OTTAWA (Oct. 17)
A delegation representing the Canadian Labor Congress has conferred with Labor Minister Michael Starr and left with him a memorandum charging that officers of the National Employment Service have violated provisions of Canadas anti-discrimination legislation through improper job referrals.
Such practices, the CLC memorandum charged, included: acceptance of job orders containing discriminatory qualifications from employers; discussion of an applicants race or religion with an employer before referral is made, and the distribution of application forms which ask questions in violation of the Fair Employment Practices Act of Canada. Also, it asserted, qualified applicants were frequently skipped in consideration for jobs because National Employment Service officials thought that as members of a minority group they would not be acceptable to an employer.
The CLC urged the Ministry of Labor to sponsor regional education conferences for National Employment Service personnel on the subject of discrimination and means of eliminating such unfair practices.
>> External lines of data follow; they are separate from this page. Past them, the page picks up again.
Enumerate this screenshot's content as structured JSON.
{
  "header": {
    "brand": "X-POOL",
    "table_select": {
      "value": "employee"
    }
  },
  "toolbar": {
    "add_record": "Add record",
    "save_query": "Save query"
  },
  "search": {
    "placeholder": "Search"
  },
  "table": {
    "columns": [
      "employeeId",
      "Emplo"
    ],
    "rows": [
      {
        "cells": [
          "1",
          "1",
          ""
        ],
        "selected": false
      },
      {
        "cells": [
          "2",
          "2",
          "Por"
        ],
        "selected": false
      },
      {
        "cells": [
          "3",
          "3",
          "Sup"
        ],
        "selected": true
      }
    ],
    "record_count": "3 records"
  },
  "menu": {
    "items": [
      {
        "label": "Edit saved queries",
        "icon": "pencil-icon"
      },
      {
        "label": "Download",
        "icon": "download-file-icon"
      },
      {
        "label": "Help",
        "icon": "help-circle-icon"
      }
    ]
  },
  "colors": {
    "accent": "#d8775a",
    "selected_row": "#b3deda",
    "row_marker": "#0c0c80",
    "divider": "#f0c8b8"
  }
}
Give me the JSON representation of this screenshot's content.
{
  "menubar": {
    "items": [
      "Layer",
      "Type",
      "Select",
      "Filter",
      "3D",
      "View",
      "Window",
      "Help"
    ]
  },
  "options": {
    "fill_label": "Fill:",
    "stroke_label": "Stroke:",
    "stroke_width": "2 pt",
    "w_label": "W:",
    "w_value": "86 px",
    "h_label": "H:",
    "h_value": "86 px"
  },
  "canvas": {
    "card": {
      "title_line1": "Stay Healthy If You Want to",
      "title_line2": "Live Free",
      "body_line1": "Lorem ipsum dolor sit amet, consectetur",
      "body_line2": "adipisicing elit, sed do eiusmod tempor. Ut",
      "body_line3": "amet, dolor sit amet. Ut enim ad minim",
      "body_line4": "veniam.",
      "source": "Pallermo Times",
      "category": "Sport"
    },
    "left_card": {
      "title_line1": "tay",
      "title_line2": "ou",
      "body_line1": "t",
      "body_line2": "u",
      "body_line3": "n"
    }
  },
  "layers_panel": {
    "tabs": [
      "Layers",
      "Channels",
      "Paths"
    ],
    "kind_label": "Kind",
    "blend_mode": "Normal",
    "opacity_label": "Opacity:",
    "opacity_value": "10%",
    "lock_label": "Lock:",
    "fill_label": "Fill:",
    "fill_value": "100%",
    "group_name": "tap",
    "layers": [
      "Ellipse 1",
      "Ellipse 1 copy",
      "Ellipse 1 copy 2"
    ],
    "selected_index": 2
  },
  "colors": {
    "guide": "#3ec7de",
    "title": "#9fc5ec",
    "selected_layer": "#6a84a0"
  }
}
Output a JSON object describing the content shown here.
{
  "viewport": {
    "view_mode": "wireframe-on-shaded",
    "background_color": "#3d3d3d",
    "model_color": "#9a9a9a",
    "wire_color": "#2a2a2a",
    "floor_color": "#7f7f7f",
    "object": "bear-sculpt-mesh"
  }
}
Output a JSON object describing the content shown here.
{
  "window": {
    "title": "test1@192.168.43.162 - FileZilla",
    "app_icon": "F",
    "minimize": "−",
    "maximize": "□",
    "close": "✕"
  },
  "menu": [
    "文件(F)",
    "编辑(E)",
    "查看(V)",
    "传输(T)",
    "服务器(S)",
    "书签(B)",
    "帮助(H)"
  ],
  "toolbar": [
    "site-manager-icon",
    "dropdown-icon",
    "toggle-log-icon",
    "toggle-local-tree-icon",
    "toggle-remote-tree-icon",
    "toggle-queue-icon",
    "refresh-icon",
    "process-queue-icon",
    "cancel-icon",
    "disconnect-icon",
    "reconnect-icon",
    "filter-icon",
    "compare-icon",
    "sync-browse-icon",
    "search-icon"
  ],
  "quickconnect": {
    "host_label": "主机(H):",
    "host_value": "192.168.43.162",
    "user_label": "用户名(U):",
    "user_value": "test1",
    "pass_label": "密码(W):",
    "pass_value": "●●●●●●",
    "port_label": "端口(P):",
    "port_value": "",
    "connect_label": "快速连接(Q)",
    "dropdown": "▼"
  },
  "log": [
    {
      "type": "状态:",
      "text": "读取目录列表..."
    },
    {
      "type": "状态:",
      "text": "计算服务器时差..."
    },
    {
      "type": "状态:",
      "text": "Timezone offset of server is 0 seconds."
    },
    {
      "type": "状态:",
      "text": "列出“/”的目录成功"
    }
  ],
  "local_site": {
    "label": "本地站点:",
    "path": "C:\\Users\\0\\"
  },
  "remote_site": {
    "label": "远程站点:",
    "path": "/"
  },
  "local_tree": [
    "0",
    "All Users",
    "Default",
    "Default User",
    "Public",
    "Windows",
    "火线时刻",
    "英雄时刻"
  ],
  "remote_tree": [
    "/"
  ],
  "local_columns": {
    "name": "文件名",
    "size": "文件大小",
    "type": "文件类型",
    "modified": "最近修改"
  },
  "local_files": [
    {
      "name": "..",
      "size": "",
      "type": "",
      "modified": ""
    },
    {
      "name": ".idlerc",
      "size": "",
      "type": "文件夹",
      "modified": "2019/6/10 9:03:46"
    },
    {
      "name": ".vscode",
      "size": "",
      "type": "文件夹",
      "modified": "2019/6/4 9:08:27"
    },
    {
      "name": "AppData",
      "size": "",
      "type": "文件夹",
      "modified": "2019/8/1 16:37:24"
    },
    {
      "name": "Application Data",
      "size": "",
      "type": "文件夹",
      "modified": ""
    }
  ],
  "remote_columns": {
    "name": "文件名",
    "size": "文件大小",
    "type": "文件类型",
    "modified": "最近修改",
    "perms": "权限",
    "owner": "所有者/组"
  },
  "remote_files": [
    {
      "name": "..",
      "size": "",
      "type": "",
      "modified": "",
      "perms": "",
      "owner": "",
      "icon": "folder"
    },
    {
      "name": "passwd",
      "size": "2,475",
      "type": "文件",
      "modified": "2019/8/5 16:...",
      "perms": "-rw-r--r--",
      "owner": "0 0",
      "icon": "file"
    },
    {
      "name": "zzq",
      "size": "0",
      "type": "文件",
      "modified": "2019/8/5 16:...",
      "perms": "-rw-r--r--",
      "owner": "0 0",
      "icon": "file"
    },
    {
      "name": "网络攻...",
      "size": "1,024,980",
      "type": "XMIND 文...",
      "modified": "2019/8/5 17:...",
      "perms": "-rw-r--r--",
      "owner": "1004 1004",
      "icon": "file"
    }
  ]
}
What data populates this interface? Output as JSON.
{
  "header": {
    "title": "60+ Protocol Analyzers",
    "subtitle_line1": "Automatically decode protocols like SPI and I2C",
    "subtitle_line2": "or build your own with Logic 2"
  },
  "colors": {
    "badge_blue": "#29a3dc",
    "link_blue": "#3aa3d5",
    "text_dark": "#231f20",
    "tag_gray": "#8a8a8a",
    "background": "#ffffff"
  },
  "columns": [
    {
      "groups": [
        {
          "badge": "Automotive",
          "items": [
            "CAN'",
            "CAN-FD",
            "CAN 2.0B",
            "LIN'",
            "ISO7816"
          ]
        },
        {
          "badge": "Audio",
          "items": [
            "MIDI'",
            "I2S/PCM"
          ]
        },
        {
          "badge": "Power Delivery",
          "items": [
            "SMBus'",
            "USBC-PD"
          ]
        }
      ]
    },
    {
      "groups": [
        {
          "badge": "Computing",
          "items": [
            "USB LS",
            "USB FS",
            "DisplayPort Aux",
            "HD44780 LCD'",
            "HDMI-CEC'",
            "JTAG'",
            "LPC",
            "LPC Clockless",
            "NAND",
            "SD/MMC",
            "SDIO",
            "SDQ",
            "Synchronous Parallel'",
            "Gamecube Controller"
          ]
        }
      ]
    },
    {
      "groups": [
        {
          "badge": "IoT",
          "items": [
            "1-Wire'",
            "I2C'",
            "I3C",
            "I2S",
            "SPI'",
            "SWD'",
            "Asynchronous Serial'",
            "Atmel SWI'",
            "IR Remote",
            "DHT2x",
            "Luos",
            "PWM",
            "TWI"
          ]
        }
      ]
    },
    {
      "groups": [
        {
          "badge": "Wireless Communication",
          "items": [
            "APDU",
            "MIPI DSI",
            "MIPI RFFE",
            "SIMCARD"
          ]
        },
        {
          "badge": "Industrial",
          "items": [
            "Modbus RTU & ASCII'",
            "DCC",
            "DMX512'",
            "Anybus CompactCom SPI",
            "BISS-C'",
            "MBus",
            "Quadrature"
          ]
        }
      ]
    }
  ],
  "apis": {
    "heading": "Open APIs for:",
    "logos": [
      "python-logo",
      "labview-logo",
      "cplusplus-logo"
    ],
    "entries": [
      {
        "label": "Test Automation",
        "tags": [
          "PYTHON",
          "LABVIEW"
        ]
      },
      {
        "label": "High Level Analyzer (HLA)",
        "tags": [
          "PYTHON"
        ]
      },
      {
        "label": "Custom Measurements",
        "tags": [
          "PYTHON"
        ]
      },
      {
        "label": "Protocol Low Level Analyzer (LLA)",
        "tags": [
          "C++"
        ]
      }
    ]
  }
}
It also asked for the appointment of a “citizens advisory committee on the FEPC which could make available to the government the experience of community, church, labor and employer organizations in dealing with problems of prejudice and discrimination.”
Finally, in a reference to the recent conference on job discrimination held in Geneva by the International Labor Organization, the CJC memorandum urged the Dominion government to “give serious consideration to supporting the strongest form of international action to outlaw discrimination in employment.”